In absolute terms the number of pensioners rose from 8,, to 9,,; and, of course, the proportion of the total population aged 75 years or more also increased during the s from 4. Surplus capital resulting from this kind of transaction pro- 28 vides a welcome supplement to a couple's savings and retirement pensions. Nonetheless, when both partners remain in reasonably good health and when at least one of them is able to drive, the problems of rural living late in life are perhaps not too great.

The arrival of sizeable numbers of retired couples, with ready capital from the sale of their urban home, serves to inflate house prices in desirable rural areas and may easily raise them above 29 the level that young couples embarking on marriage can possibly afford.

In a rather similar fashion, once a district acquires the reputation of being a "retirement area" this may well dissuade new factory enterprises from moving in to provide employment for those people of working age who do remain. The repopulating countryside: an arena of unequal opportunity Latest annual statistics suggest that the rate of "rural renaissance" experienced in the s has slowed down considerably in the s. However, emissions from fossil fuels used along the production pathway of algal biofuel would need to be considered in any LCA of the airquality impacts of different algal biofuel designs.

Further, how algal biofuels will be scaled up and how air quality might change with increasing scale is uncertain. The committee is not aware of any measured emissions of atmospheric pollutants from algal biofuel feedstock ponds published in the literature. Under normal running conditions in open ponds, the cultures are aerobic, and low emissions of volatile organic compounds VOCs are expected Rasmussen, ; A. However, macroalgae and microalgae growing in natural marine environments are known to be important sources of VOCs, including isoprene and monoterpenes Giese et al.

Three of the species tested are being grown for biofuels in open raceways, open ponds, and closed photobioreactors, with test samples derived from cultures being grown in treated wastewater with CO 2 enrichment. In preliminary findings, 45 VOCs have been identified P. Other emissions expected are aerosols that may be emitted directly or created in the atmosphere through reactions of gaseous emissions of precursor gases of sulfur dioxide SO 2 , nitrogen oxides NOx , NH 3 , and VOCs.
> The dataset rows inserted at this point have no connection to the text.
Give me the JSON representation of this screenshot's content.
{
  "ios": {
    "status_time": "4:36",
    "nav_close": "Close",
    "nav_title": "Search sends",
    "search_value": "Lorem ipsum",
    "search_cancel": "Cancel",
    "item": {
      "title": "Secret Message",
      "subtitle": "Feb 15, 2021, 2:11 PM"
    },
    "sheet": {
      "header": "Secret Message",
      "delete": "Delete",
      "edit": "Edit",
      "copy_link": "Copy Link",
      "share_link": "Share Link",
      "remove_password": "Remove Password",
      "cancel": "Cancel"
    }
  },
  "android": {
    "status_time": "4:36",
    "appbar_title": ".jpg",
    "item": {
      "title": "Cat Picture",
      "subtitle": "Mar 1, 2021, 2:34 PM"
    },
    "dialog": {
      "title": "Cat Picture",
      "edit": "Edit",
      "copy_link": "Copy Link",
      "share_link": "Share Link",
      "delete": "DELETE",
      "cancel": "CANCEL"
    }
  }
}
Aerosols could include algae and nutrients, as well as a wide range of compounds that are produced by microalgae, including toxins. See section Pathogens and Toxins later in this chapter. Microalgae in the natural marine environment are known sources of sulfate aerosols for example, Liss et al. A large number of algae produce odorous secondary metabolites reviewed in Smith et al. The odors are produced during aerobic growth as secondary metabolites.